When I first saw this in the US on Japanese tv there, I thought it was all a show, acting; every one of the people making these comments was a performer of some kind. But then I had my first meal here, and I too was struck by how remarkably tasty it was. I've had mediocre food here before, of course, but I don't remember being shocked at how good something was in the US more than a couple of times, whereas here I have more than once been spirited away by even quite simple fare. I'm not quick to give out compliments, a fault I'm aware of; all the more fantastic, then, is the meal that shortcuts this cynicism and grants me the unwarranted pleasure of expressing the most profound and deeply felt gratitude for good food. It is healing.

I've been introduced to hundreds of dishes, ingredients and ways of cooking here, and it would be pretty dull to list them all, I guess. But I do want to cover at least a couple of themes.

First is ramen. Like I said, if you have only had instant ramen, well, you haven't had ramen at all. Real ramen is just as bad, maybe worse for you, but if you only eat it once in a while, it satisfies like nothing else, in my opinion. There are thousands of variations, but usually there's a chicken stock or pork bone base, wheat noodles, chopped green onions, a mushroom of some kind, and a piece of pork. I'm generally vegetarian these days, but ramen is something I still get cravings for. See the movie Tampopo if you haven't yet, then go to Japan to eat the real thing. Tampopo restaurant in San Francisco's Japan town is pretty good, but not as sublime.

Next is tofu. I know, boring, right? Whatever. The problem with tofu in the US is that it is hard as rubber and couldn't soak up other ingredients if you fired at it with a shot gun. After searching for the hard stuff for about a month here, I got into momen, the slightly firm version. Cooked right, momen is fantastic by itself, but with shiitake mushrooms, a good dashi, maybe some oyster sauce, it is fantastic. And silken tofu, the really soft stuff, is very delicate and perfect with rice and bamboo shoots. Then there's atsuage, fried slabs of the rubbery stuff (you can also get silken tofu atsu age, which makes a nice, tender teriyaki steak). This is the one time I like the rubbery stuff: it's easy to make a taco/burrito filling chopped up and seasoned with some cayenne and cumin.

The next is yuba: I'm not sure how many people are familiar with it, but it is exquisite. I think they sell dried yuba in the US, but the fresh stuff is fantastic. Soy milk is cooked until a film develops; the film is skimmed and served hot, with soy sauce or some other seasoning, or as a wrapping for sushi. The texture is sort of like grilled mozzarella, but the flavor is more subtle.
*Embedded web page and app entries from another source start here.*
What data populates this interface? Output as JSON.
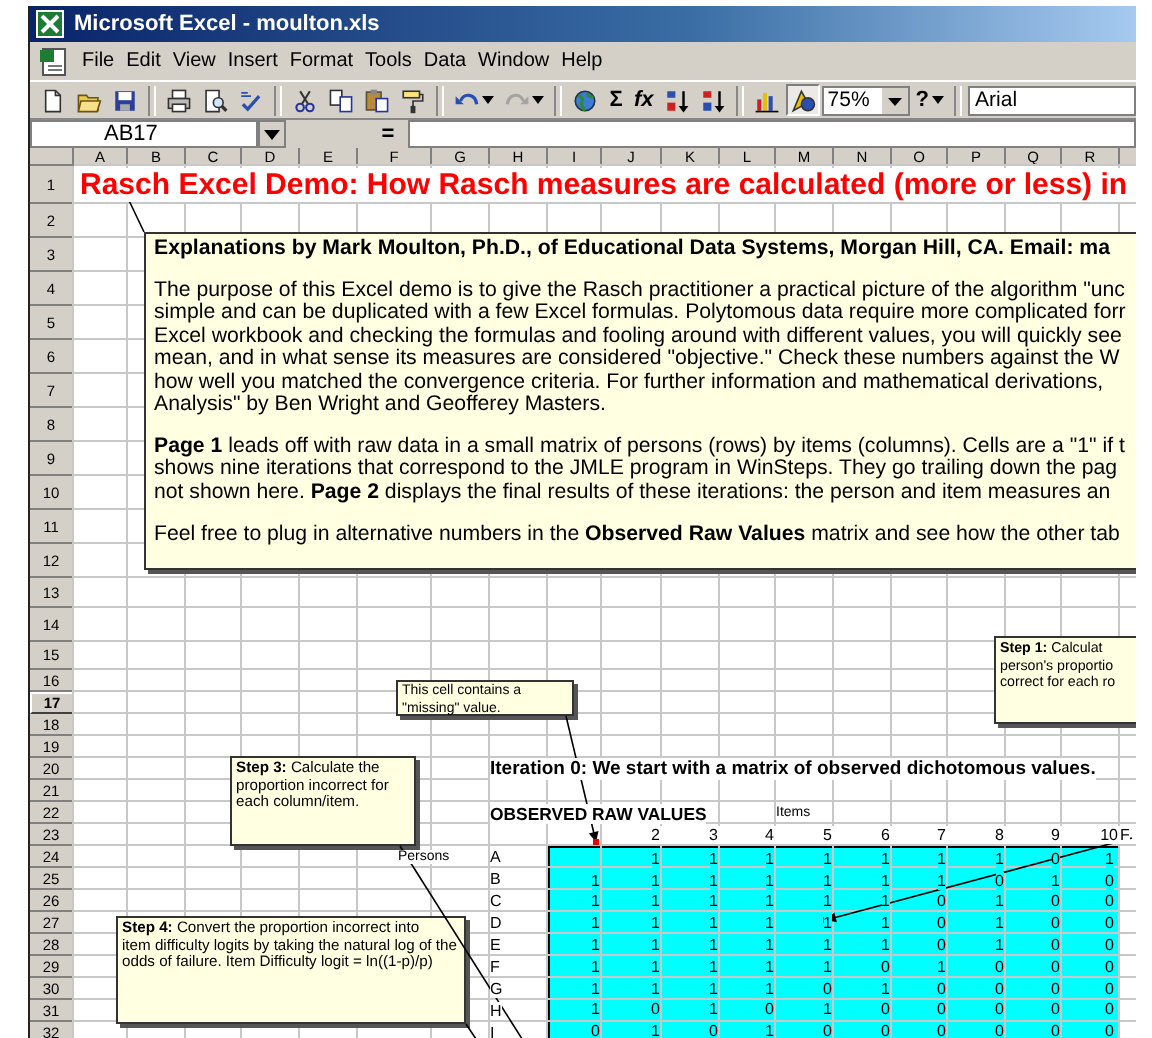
{
  "window": {
    "title": "Microsoft Excel - moulton.xls"
  },
  "menu": [
    "File",
    "Edit",
    "View",
    "Insert",
    "Format",
    "Tools",
    "Data",
    "Window",
    "Help"
  ],
  "toolbar": {
    "buttons": [
      {
        "kind": "new",
        "disabled": false,
        "pressed": false,
        "dropdown": false
      },
      {
        "kind": "open",
        "disabled": false,
        "pressed": false,
        "dropdown": false
      },
      {
        "kind": "save",
        "disabled": false,
        "pressed": false,
        "dropdown": false
      },
      {
        "kind": "separator"
      },
      {
        "kind": "print",
        "disabled": false,
        "pressed": false,
        "dropdown": false
      },
      {
        "kind": "preview",
        "disabled": false,
        "pressed": false,
        "dropdown": false
      },
      {
        "kind": "spelling",
        "disabled": false,
        "pressed": false,
        "dropdown": false
      },
      {
        "kind": "separator"
      },
      {
        "kind": "cut",
        "disabled": false,
        "pressed": false,
        "dropdown": false
      },
      {
        "kind": "copy",
        "disabled": false,
        "pressed": false,
        "dropdown": false
      },
      {
        "kind": "paste",
        "disabled": false,
        "pressed": false,
        "dropdown": false
      },
      {
        "kind": "painter",
        "disabled": false,
        "pressed": false,
        "dropdown": false
      },
      {
        "kind": "separator"
      },
      {
        "kind": "undo",
        "disabled": false,
        "pressed": false,
        "dropdown": true
      },
      {
        "kind": "redo",
        "disabled": true,
        "pressed": false,
        "dropdown": true
      },
      {
        "kind": "separator"
      },
      {
        "kind": "web",
        "disabled": false,
        "pressed": false,
        "dropdown": false
      },
      {
        "kind": "glyph",
        "text": "Σ",
        "disabled": false,
        "pressed": false,
        "dropdown": false
      },
      {
        "kind": "glyph",
        "text": "fx",
        "disabled": false,
        "pressed": false,
        "dropdown": false
      },
      {
        "kind": "sort-asc",
        "disabled": false,
        "pressed": false,
        "dropdown": false
      },
      {
        "kind": "sort-desc",
        "disabled": false,
        "pressed": false,
        "dropdown": false
      },
      {
        "kind": "separator"
      },
      {
        "kind": "chart",
        "disabled": false,
        "pressed": false,
        "dropdown": false
      },
      {
        "kind": "drawing",
        "disabled": false,
        "pressed": true,
        "dropdown": false
      },
      {
        "kind": "zoom",
        "text": "75%"
      },
      {
        "kind": "glyph",
        "text": "?",
        "disabled": false,
        "pressed": false,
        "dropdown": true
      },
      {
        "kind": "separator"
      },
      {
        "kind": "font",
        "text": "Arial"
      }
    ]
  },
  "formula_bar": {
    "name_box": "AB17",
    "equals": "="
  },
  "sheet": {
    "columns": [
      "A",
      "B",
      "C",
      "D",
      "E",
      "F",
      "G",
      "H",
      "I",
      "J",
      "K",
      "L",
      "M",
      "N",
      "O",
      "P",
      "Q",
      "R"
    ],
    "rows": [
      {
        "label": "1",
        "selected": false
      },
      {
        "label": "2",
        "selected": false
      },
      {
        "label": "3",
        "selected": false
      },
      {
        "label": "4",
        "selected": false
      },
      {
        "label": "5",
        "selected": false
      },
      {
        "label": "6",
        "selected": false
      },
      {
        "label": "7",
        "selected": false
      },
      {
        "label": "8",
        "selected": false
      },
      {
        "label": "9",
        "selected": false
      },
      {
        "label": "10",
        "selected": false
      },
      {
        "label": "11",
        "selected": false
      },
      {
        "label": "12",
        "selected": false
      },
      {
        "label": "13",
        "selected": false
      },
      {
        "label": "14",
        "selected": false
      },
      {
        "label": "15",
        "selected": false
      },
      {
        "label": "16",
        "selected": false
      },
      {
        "label": "17",
        "selected": true
      },
      {
        "label": "18",
        "selected": false
      },
      {
        "label": "19",
        "selected": false
      },
      {
        "label": "20",
        "selected": false
      },
      {
        "label": "21",
        "selected": false
      },
      {
        "label": "22",
        "selected": false
      },
      {
        "label": "23",
        "selected": false
      },
      {
        "label": "24",
        "selected": false
      },
      {
        "label": "25",
        "selected": false
      },
      {
        "label": "26",
        "selected": false
      },
      {
        "label": "27",
        "selected": false
      },
      {
        "label": "28",
        "selected": false
      },
      {
        "label": "29",
        "selected": false
      },
      {
        "label": "30",
        "selected": false
      },
      {
        "label": "31",
        "selected": false
      },
      {
        "label": "32",
        "selected": false
      }
    ],
    "title": "Rasch Excel Demo:  How Rasch measures are calculated (more or less) in",
    "iteration_heading": "Iteration 0:  We start with a matrix of observed dichotomous values.",
    "matrix_heading": "OBSERVED RAW VALUES",
    "items_label": "Items",
    "persons_label": "Persons",
    "item_numbers": [
      "2",
      "3",
      "4",
      "5",
      "6",
      "7",
      "8",
      "9",
      "10"
    ],
    "next_column_fragment": "F",
    "persons": [
      {
        "label": "A",
        "values": [
          "1",
          "1",
          "1",
          "1",
          "1",
          "1",
          "1",
          "0",
          "1"
        ]
      },
      {
        "label": "B",
        "values": [
          "1",
          "1",
          "1",
          "1",
          "1",
          "1",
          "1",
          "0",
          "1",
          "0"
        ]
      },
      {
        "label": "C",
        "values": [
          "1",
          "1",
          "1",
          "1",
          "1",
          "1",
          "0",
          "1",
          "0",
          "0"
        ]
      },
      {
        "label": "D",
        "values": [
          "1",
          "1",
          "1",
          "1",
          "1",
          "1",
          "0",
          "1",
          "0",
          "0"
        ]
      },
      {
        "label": "E",
        "values": [
          "1",
          "1",
          "1",
          "1",
          "1",
          "1",
          "0",
          "1",
          "0",
          "0"
        ]
      },
      {
        "label": "F",
        "values": [
          "1",
          "1",
          "1",
          "1",
          "1",
          "0",
          "1",
          "0",
          "0",
          "0"
        ]
      },
      {
        "label": "G",
        "values": [
          "1",
          "1",
          "1",
          "1",
          "0",
          "1",
          "0",
          "0",
          "0",
          "0"
        ]
      },
      {
        "label": "H",
        "values": [
          "1",
          "0",
          "1",
          "0",
          "1",
          "0",
          "0",
          "0",
          "0",
          "0"
        ]
      },
      {
        "label": "I",
        "values": [
          "0",
          "1",
          "0",
          "1",
          "0",
          "0",
          "0",
          "0",
          "0",
          "0"
        ]
      }
    ]
  },
  "text_box": {
    "heading": "Explanations by Mark Moulton, Ph.D., of Educational Data Systems, Morgan Hill, CA.  Email:  ma",
    "paragraphs": [
      [
        "The purpose of this Excel demo is to give the Rasch practitioner a practical picture of the algorithm \"unc",
        "simple and can be duplicated with a few Excel formulas.  Polytomous data require more complicated forr",
        "Excel workbook and checking the formulas and fooling around with different values, you will quickly see",
        "mean, and in what sense its measures are considered \"objective.\"  Check these numbers against the W",
        "how well you matched the convergence criteria.  For further information and  mathematical derivations,",
        "Analysis\" by Ben Wright and Geofferey Masters."
      ],
      [
        "**Page 1** leads off with raw data in a small matrix of persons (rows) by items (columns).  Cells are a \"1\" if t",
        "shows nine iterations that correspond to the JMLE program in WinSteps.  They go trailing down the pag",
        "not shown here.  **Page 2** displays the final results of these iterations:  the person and item measures an"
      ],
      [
        "Feel free to plug in alternative numbers in the **Observed Raw Values** matrix and see how the other tab"
      ]
    ]
  },
  "comments": [
    {
      "lines": [
        "**Step 1:**  Calculat",
        "person's proportio",
        "correct for each ro"
      ]
    },
    {
      "lines": [
        "This cell contains a",
        "\"missing\" value."
      ]
    },
    {
      "lines": [
        "**Step 3:**   Calculate the",
        "proportion incorrect for",
        "each column/item."
      ]
    },
    {
      "lines": [
        "**Step 4:**   Convert the proportion incorrect into",
        "item difficulty logits by taking the natural log of the",
        "odds of failure.  Item Difficulty logit = ln((1-p)/p)"
      ]
    }
  ]
}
Finally is the izakaya. I may have talked about it before, but an izakaya is the Japanese version of a bar. Really it is more like a family restaurant, with lots of alcohol. So you eat while you drink, a drape between you and other tables so that you and friends have privacy and can hear each other when you talk, but there is still the atmosphere of a night on the town. Often the food at an izakaya is as good as a regular restaurant, with an a la carte setup. There's no mingling, really, but these days that's not as important as it used to be. A nice place to relax and wind down after 12 hours at work.

I want to say more about food, but I think it's really, in the end, something you have to experience first hand. So try to make it to Tokyo sometime.